U.S. President Donald Trump stunned an already battered airline sector late on Wednesday with a 30-day ban on flights from continental Europe, deepening the sector’s misery and piling pressure on governments to offer emergency support.
United Airlines said it had borrowed the full amount of the term loan facility on March 9, with proceeds used to pay transaction fees and expenses and for other capital needs.
The principal amount of the loan needs to be repaid in a single installment by March 8, 2021.
Dollar General Corp. (DG-N) was down 9.8 per cent despite beating quarterly same-store sales and profit expectations on Thursday, as it pulled in more bargain-hungry shoppers to its stores, but warned of uncertainty around its business due to the coronavirus outbreak.

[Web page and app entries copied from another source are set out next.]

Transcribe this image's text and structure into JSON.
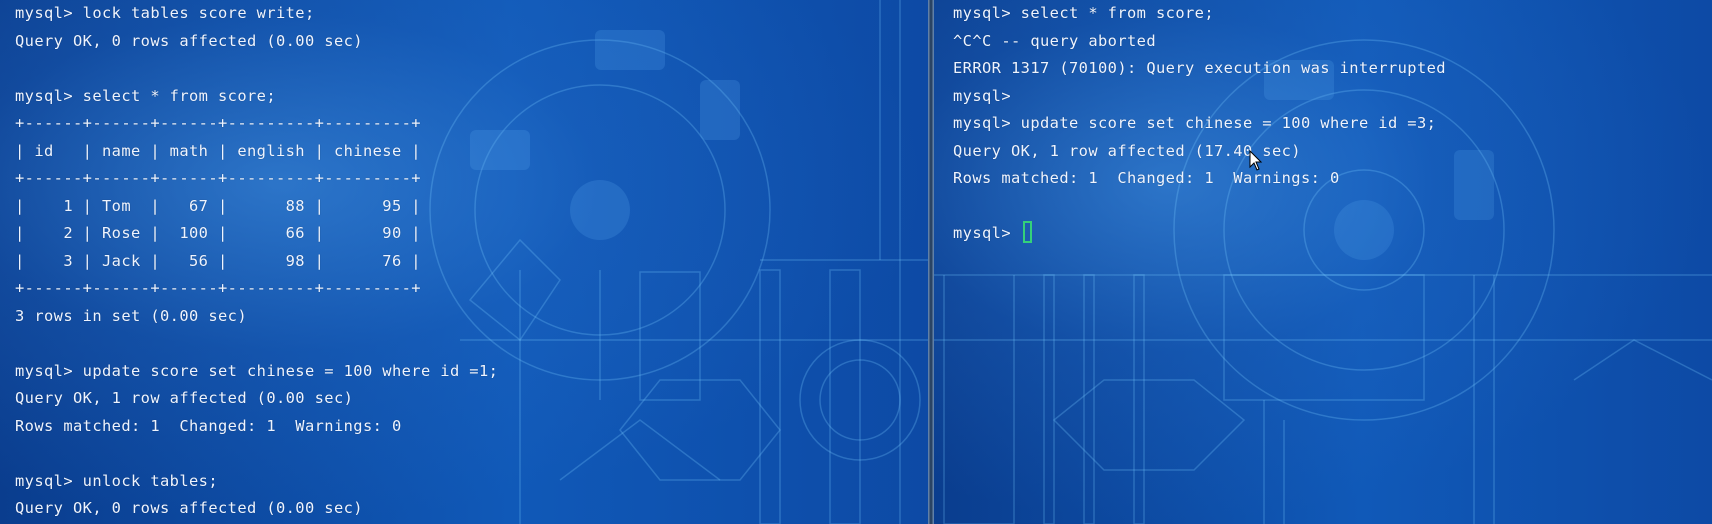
{
  "left_terminal": {
    "lines": [
      "mysql> lock tables score write;",
      "Query OK, 0 rows affected (0.00 sec)",
      "",
      "mysql> select * from score;",
      "+------+------+------+---------+---------+",
      "| id   | name | math | english | chinese |",
      "+------+------+------+---------+---------+",
      "|    1 | Tom  |   67 |      88 |      95 |",
      "|    2 | Rose |  100 |      66 |      90 |",
      "|    3 | Jack |   56 |      98 |      76 |",
      "+------+------+------+---------+---------+",
      "3 rows in set (0.00 sec)",
      "",
      "mysql> update score set chinese = 100 where id =1;",
      "Query OK, 1 row affected (0.00 sec)",
      "Rows matched: 1  Changed: 1  Warnings: 0",
      "",
      "mysql> unlock tables;",
      "Query OK, 0 rows affected (0.00 sec)"
    ]
  },
  "right_terminal": {
    "lines": [
      "mysql> select * from score;",
      "^C^C -- query aborted",
      "ERROR 1317 (70100): Query execution was interrupted",
      "mysql>",
      "mysql> update score set chinese = 100 where id =3;",
      "Query OK, 1 row affected (17.40 sec)",
      "Rows matched: 1  Changed: 1  Warnings: 0",
      ""
    ],
    "prompt": "mysql> "
  },
  "colors": {
    "text": "#eef4ff",
    "cursor": "#34d17a",
    "background": "#0d4aa5"
  }
}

To compete with Dollar Tree Inc as well as low-priced groceries at Walmart Inc and Amazon, Dollar General has added more higher-margin non-consumable products such as home decorations and party supplies to its shelves to attract more customers.
Same-store sales rose 3.2 per cent in the fourth quarter ended Jan. 31, above analysts’ average estimate of a 2.8-per-cent increase, according to IBES data from Refinitiv.
The company forecast fiscal 2020 same-store sales growth of 2.5 per cent to 3 per cent, compared to analysts’ expectations of 3.1 per cent.
Apache Corp. (APA-N) lost 5.7 per cent after cutting its spending forecast for the year and slashed its quarterly dividend by 90 per cent as oil drillers rush to shore up cash amid a plunge in oil prices.
Over the next few weeks, Apache will stop all drilling activity in the Permian basin and scale back some of its international operations in Egypt and the North Sea, the company said.
Apache now expects its 2020 capital investments between US$1-billion and US$1.2-billion, down from an earlier forecast of US$1.6-billion to US$1.9-billion.
With files from staff and wires